■ How to complete this task ■
The required result is a line count: how many lines in this data hold the word "host". Give only that.

Records provided: Begin

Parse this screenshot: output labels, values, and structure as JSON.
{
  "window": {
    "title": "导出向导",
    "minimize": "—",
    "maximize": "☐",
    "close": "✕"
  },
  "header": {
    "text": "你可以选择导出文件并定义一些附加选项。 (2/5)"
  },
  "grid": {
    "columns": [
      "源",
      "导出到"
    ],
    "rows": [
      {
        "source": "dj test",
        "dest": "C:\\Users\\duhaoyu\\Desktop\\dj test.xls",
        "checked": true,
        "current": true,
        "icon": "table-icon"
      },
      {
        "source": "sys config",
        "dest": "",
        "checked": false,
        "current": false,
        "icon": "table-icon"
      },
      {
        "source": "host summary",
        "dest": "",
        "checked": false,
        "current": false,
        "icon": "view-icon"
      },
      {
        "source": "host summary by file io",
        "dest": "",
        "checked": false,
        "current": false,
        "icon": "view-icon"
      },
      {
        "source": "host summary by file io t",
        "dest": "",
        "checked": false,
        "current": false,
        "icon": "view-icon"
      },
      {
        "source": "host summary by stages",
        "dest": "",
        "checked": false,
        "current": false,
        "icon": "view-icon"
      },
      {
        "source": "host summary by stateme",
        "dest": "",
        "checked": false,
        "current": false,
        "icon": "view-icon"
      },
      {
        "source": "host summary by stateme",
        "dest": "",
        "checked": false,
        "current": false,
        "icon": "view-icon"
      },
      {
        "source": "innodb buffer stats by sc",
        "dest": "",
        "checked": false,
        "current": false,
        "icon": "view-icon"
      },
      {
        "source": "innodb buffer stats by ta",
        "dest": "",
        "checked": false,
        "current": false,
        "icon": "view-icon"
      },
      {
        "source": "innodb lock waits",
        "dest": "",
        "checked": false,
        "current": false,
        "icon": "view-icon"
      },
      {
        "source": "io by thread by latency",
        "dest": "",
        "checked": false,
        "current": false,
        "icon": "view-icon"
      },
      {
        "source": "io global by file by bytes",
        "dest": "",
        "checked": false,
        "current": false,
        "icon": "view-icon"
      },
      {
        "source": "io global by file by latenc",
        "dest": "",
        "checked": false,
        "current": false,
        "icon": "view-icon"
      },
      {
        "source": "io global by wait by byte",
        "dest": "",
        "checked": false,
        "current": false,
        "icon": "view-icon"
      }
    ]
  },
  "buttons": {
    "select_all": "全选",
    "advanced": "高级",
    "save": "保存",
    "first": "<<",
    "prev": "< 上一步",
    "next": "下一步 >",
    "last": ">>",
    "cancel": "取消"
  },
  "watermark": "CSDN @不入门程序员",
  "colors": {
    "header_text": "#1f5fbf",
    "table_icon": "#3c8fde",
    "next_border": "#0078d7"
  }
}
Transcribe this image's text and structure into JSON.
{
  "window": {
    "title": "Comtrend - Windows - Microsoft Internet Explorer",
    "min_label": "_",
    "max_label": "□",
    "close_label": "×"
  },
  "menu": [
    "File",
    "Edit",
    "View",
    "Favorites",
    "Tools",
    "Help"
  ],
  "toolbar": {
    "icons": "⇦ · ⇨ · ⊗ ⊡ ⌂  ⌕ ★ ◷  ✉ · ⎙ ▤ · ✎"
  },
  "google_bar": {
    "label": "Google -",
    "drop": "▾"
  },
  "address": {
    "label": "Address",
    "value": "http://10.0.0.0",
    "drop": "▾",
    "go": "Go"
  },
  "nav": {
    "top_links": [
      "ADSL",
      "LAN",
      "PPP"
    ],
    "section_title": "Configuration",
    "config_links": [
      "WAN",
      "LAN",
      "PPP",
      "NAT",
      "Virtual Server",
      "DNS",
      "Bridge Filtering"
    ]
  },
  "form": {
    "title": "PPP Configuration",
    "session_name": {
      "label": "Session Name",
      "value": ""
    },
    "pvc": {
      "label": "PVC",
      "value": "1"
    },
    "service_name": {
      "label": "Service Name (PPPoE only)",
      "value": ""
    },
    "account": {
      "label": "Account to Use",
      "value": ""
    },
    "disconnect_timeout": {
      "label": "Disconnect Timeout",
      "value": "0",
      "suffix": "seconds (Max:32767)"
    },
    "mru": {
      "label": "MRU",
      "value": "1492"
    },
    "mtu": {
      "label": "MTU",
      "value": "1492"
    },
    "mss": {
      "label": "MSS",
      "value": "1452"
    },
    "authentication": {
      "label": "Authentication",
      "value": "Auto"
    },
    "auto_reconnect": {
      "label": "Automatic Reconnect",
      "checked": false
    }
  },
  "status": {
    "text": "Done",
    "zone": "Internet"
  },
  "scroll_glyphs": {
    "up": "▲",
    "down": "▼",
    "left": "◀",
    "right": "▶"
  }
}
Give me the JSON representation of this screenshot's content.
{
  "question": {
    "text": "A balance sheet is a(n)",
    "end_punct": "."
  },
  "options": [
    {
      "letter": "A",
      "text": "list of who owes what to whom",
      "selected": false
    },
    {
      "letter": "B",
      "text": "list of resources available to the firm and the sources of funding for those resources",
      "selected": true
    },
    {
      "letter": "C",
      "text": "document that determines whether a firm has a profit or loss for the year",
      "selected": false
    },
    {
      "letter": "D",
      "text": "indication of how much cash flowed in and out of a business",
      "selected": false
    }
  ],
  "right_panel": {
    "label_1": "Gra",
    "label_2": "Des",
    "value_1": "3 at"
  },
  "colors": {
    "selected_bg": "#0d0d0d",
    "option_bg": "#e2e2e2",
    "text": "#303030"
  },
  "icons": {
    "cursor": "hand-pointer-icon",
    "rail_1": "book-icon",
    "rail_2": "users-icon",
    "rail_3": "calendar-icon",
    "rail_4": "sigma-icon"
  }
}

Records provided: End

■ Exercise response ■
6